Laws Remains Unchanged While DfT Releases PSV-Specific Tyre Age Guidelines
The Department for Transport in association with Vehicle and Operator Service Agency has recently published a document offering guidance on ideal age of tyres. This publication is in response to the findings of coroner Richard Travers, subsequent to the A3 fatal coach crash in September 2012. The breakdown of a 19-year old tyre had led to the fatal accident. DfT has published the document under it’s ‘’Making Roads Safer’ initiative.
What Does the DfT Guidance Entail?
The DfT guidance has been prepared considering the coroner-in-charge’s conclusion that age led deterioration was the sole reason behind the collapse of the front left tyre of the coach in question. Richard Travers’ findings also revealed that the tyre showed no obvious defects before the accident occurred.
The publication strongly recommends PSV operators to fit tyres that are ten years old or above only to the rear axles of their buses or coaches and only as a part of a combination of two tyres. Such tyres should never be fitted at the front, says the guidance.
The Need for Change in Law
These recommendations are non-enforceable and hence fall quite short of the change in laws campaigned for by some since the fatality occurred. The mother of 18 year old Michael Molloy, who died in the crash, is one such tyre aging legislation campaigner. She wrote on the deceased’s Facebook wall that the guidance has been coincidentally released the day she met Mary Creagh, the Shadow State Secretary for Transport.
Molloy expressed that if the government actually felt strongly about their recommendation for tyres more than ten years old, they must acknowledge the gravity of the need to change the pertinent laws. She added that her meeting with Creagh went very well. Ms Molloy has garnered support political from Garston and Halewood MP, Maria Eagle as well.
The news is that the Transport Secretary of State, Patrick McLoughlin, does not deem it necessary to enforce a legislation restricting the age of tyres at this stage. This opinion comes despite the publication of guidelines from DfT and VOSA and calls for stricter control from Frances Molloy and her backers.
McLoughlin had penned a letter to Maria Eagle on 29 November this year confirming his amateur understanding of tyres. The letter said that he believes that the relation between a tyre’s age and its structural integrity is not entirely understood. He confirmed noting down the info provided by tyre specialist, David Price, and countered the same with some suggestions from the tyre industry. He, in the letter, mentioned that factors such as correct air pressure, regular inspection for damage and regular usage are more critical compared to a tyre’s age limit.

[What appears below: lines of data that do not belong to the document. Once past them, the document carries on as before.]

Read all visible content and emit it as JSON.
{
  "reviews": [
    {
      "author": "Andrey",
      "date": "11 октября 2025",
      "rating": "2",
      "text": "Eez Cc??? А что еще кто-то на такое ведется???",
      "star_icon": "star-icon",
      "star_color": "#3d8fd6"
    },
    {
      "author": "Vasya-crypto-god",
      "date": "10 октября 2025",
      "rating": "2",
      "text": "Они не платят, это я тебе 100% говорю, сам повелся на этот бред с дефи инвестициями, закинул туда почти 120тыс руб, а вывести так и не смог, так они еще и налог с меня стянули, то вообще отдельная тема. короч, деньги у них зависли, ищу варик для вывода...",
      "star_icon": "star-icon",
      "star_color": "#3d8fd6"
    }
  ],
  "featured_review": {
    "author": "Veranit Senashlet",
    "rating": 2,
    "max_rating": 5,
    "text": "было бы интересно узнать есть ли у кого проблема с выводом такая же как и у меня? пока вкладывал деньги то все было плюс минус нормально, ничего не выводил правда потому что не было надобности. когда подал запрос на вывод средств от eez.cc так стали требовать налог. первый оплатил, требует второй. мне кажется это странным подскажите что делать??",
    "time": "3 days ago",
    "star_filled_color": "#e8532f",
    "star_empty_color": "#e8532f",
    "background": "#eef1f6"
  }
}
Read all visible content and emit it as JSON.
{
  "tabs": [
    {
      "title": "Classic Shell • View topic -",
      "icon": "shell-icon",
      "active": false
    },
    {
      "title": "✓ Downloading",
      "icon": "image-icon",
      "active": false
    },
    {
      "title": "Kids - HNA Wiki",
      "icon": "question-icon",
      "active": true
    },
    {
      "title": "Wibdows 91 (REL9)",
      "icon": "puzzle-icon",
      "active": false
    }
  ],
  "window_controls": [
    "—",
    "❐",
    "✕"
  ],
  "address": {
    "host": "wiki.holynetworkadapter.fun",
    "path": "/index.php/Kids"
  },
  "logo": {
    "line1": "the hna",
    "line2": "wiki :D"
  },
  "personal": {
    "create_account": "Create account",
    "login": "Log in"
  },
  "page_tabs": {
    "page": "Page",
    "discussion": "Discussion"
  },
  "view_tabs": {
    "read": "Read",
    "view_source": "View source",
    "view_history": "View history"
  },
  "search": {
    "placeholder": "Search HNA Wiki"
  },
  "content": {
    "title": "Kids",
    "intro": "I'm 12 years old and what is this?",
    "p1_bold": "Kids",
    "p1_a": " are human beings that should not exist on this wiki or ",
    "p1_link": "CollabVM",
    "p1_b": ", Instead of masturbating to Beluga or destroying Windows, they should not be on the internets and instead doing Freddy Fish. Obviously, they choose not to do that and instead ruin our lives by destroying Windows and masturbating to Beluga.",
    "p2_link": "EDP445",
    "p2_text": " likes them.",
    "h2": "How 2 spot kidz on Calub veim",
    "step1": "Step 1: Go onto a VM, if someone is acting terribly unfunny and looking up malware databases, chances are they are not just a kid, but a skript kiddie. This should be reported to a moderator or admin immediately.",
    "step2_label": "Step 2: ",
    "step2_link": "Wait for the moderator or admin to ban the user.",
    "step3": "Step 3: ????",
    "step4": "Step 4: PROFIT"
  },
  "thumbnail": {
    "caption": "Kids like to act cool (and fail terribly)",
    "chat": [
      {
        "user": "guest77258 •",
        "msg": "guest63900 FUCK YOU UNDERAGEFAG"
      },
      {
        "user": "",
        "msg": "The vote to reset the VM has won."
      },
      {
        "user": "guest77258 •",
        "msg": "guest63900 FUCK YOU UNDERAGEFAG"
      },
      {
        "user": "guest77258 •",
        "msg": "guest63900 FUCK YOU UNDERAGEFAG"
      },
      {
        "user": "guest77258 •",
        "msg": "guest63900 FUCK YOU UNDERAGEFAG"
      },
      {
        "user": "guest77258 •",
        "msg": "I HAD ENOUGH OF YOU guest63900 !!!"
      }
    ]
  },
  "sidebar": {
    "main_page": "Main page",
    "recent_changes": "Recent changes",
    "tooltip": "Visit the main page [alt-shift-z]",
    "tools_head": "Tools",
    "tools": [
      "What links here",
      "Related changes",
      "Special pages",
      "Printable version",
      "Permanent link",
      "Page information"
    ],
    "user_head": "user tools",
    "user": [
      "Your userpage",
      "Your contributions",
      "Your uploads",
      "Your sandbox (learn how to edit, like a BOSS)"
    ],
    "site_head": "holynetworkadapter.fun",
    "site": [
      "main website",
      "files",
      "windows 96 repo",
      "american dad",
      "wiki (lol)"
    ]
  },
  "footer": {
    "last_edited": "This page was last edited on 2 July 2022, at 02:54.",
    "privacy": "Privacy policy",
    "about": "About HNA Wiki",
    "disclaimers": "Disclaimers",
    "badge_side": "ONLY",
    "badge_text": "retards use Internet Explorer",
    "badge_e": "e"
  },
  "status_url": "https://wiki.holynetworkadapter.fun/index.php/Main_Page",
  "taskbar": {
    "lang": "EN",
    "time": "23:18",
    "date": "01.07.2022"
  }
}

The Transport Secretary also mentioned that the difficulties in viewing the date codes engraved on the set of rear tyres, the fitment position suggested in the guidance dated 19 December, served as a hindrance in introducing the tyre age legislation.